Stimulants are first-line psychopharmacologic interventions for attention-deficit/hyperactivity disorder (ADHD), and their efficacy is supported by clinical trials and meta-analyses in children and adolescents1 as well as adults.2 Despite decades of tolerability and efficacy data supporting their use, a major drawback of stimulants is that their salutary therapeutic effects wane once the medication is cleared or metabolized. Both mixed amphetamine- and methylphenidate-based preparations have short half-lives, necessitating multiple doses per day (eg, 3 or 4 times a day) when short-acting preparations are used. Over the past 15 years, nearly a dozen formulations were developed that extend the duration of action through delayed release, delayed absorption, or utilizing prodrugs.Table 1).3 This formulation utilizes a unique triple-bead technology to extend its duration of action. When this technology was developed—nearly a decade ago—it was hoped that the duration of action of the stimulant would be significantly increased, beyond the 10- to 12-hour duration of action of available stimulants at that time. This newly approved formulation provides 16 hours of coverage, and patients may experience an onset of action within 2 to 4 hours following administration.3
The encapsulated preparation contains 3 MAS beads: an immediate-release amphetamine salt bead, a pulsed-delayed release bead, and an extended-release bead (Figure 1), which give rise to a unique pharmacokinetic profile (Figure 2).3
Mechanism of action
Like all MAS, this formulation blocks the reuptake of norepinephrine and dopamine, increasing synaptic concentrations of these monoamine neurotransmitters.
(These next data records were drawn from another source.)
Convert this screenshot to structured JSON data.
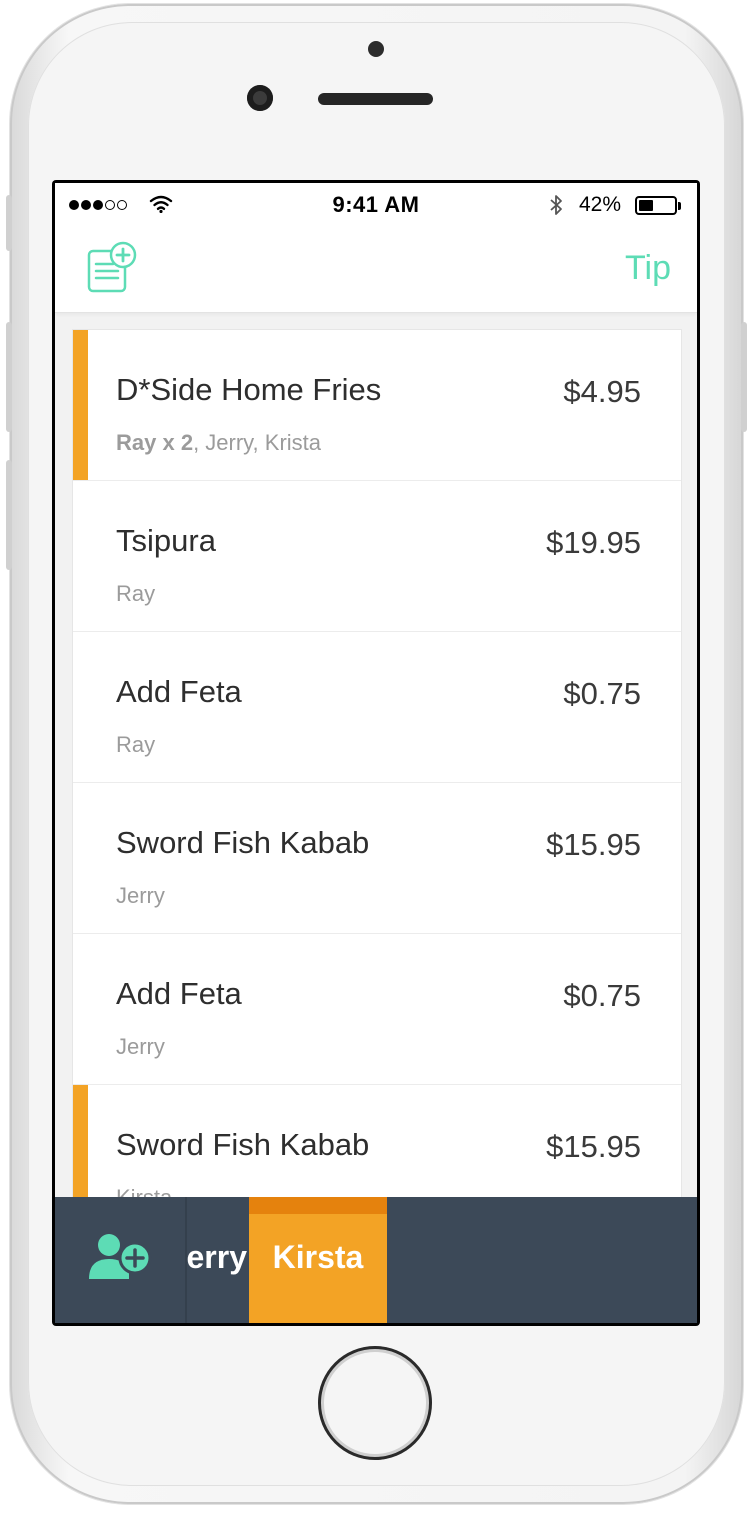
{
  "status_bar": {
    "time": "9:41 AM",
    "battery": "42%",
    "battery_level": 0.42
  },
  "nav": {
    "tip_label": "Tip",
    "add_receipt_icon": "receipt-add-icon"
  },
  "colors": {
    "accent_green": "#5ddcb5",
    "selected_orange": "#f3a325",
    "tabbar_bg": "#3c4958"
  },
  "items": [
    {
      "name": "D*Side Home Fries",
      "price": "$4.95",
      "people_bold": "Ray x 2",
      "people_rest": ", Jerry, Krista",
      "selected": true
    },
    {
      "name": "Tsipura",
      "price": "$19.95",
      "people_bold": "",
      "people_rest": "Ray",
      "selected": false
    },
    {
      "name": "Add Feta",
      "price": "$0.75",
      "people_bold": "",
      "people_rest": "Ray",
      "selected": false
    },
    {
      "name": "Sword Fish Kabab",
      "price": "$15.95",
      "people_bold": "",
      "people_rest": "Jerry",
      "selected": false
    },
    {
      "name": "Add Feta",
      "price": "$0.75",
      "people_bold": "",
      "people_rest": "Jerry",
      "selected": false
    },
    {
      "name": "Sword Fish Kabab",
      "price": "$15.95",
      "people_bold": "",
      "people_rest": "Kirsta",
      "selected": true
    }
  ],
  "tabbar": {
    "add_person_icon": "add-person-icon",
    "partial_tab_label": "Jerry",
    "active_tab_label": "Kirsta"
  }
}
Additionally, amphetamine salts may inhibit the activity of monoamine oxidase (MAO), further increasing synaptic levels of monoamines.4 Enhancing noradrenergic, dopaminergic neurotransmission, particularly within the prefrontal cortex, increases attention, working memory, and processing speed in patients with ADHD.4
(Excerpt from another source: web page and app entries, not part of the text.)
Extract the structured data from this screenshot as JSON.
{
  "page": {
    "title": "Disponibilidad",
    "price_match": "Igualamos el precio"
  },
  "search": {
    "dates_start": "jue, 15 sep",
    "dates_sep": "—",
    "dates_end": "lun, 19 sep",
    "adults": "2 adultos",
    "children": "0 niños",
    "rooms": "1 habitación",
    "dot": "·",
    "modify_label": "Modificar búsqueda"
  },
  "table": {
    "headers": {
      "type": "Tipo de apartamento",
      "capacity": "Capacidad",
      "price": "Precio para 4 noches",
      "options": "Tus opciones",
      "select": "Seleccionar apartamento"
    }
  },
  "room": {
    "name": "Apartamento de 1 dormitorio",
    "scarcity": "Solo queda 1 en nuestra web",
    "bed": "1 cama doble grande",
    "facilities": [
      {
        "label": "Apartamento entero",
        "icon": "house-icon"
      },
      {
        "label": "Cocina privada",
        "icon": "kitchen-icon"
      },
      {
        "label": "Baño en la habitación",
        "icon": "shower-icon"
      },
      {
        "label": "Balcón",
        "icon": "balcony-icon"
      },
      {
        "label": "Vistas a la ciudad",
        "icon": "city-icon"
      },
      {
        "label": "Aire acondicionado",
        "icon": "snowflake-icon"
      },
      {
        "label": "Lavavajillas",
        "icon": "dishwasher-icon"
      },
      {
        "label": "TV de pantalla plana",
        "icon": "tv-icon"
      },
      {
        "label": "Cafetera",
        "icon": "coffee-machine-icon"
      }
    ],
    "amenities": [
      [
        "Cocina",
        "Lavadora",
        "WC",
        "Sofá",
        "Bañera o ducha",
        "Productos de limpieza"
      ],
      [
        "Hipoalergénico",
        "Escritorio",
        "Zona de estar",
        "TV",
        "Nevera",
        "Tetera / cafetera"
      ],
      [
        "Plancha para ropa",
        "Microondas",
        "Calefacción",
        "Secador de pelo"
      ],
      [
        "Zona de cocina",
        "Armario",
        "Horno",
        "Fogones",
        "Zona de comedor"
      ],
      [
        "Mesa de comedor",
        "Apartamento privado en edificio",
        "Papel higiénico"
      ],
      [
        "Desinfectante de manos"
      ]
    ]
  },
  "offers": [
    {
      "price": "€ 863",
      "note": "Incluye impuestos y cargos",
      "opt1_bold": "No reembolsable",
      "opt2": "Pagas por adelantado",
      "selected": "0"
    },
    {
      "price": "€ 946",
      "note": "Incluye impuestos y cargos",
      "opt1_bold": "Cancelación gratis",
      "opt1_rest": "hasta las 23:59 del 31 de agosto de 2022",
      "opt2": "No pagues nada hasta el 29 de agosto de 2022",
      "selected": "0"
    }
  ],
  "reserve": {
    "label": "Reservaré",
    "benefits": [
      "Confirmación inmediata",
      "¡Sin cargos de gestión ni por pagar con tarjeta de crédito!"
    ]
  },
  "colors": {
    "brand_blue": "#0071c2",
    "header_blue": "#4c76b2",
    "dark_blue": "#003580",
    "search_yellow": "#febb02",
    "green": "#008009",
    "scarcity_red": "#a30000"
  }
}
Cmax occurs approximately 7 to 10 hours and 8 hours following administration in adolescent and adult patients, respectively (Figure 2).3 In adolescents who were administered a single dose of long-acting, triple-bead MAS, Cmax and area under the curve (AUC) for d- and l-amphetamine were both 21% to 31% higher compared with adults3 and did not appear to be affected by sex or race.3
Half-life is 10 to 11 hours for d-amphetamine and 10 to 13 hours for l-amphetamine and does not statistically differ between pediatric and adult studies.3
Metabolism and elimination. Amphetamines are partially metabolized through cytochrome 450 (CYP) 2D6-dependent mechanisms, and thus in CYP2D6 poor metabolizers medication exposure may be increased, while decreased exposure may occur in ultra-rapid metabolizers; however, there are no guidelines from the Clinical Pharmacogenetics Implementation Consortium regarding alternate dosing strategies for patients based on CYP2D6 genotype or activity phenotype.5 Because amphetamines are renally excreted, dosages should be adjusted in patients with renal impairment.
Drug interactions. Medications that affect gastrointestinal and urinary pH may affect serum concentrations of amphetamine. Specifically, agents that increase gastric pH (eg, proton pump inhibitors) as well as urinary alkalinizing agents (eg, acetazolamide, some thiazide diuretics) increase serum amphetamine concentrations.3 Because amphetamine is a weak MAOI, there is a theoretical risk of serotonin syndrome when amphetamine-based preparations are used concurrently with SSRIs, TCAs, and MAOIs. However, the concurrent use of MAS and SSRIs generally is considered safe and common practice in patients with ADHD and co-occurring anxiety6,7 or depressive disorders.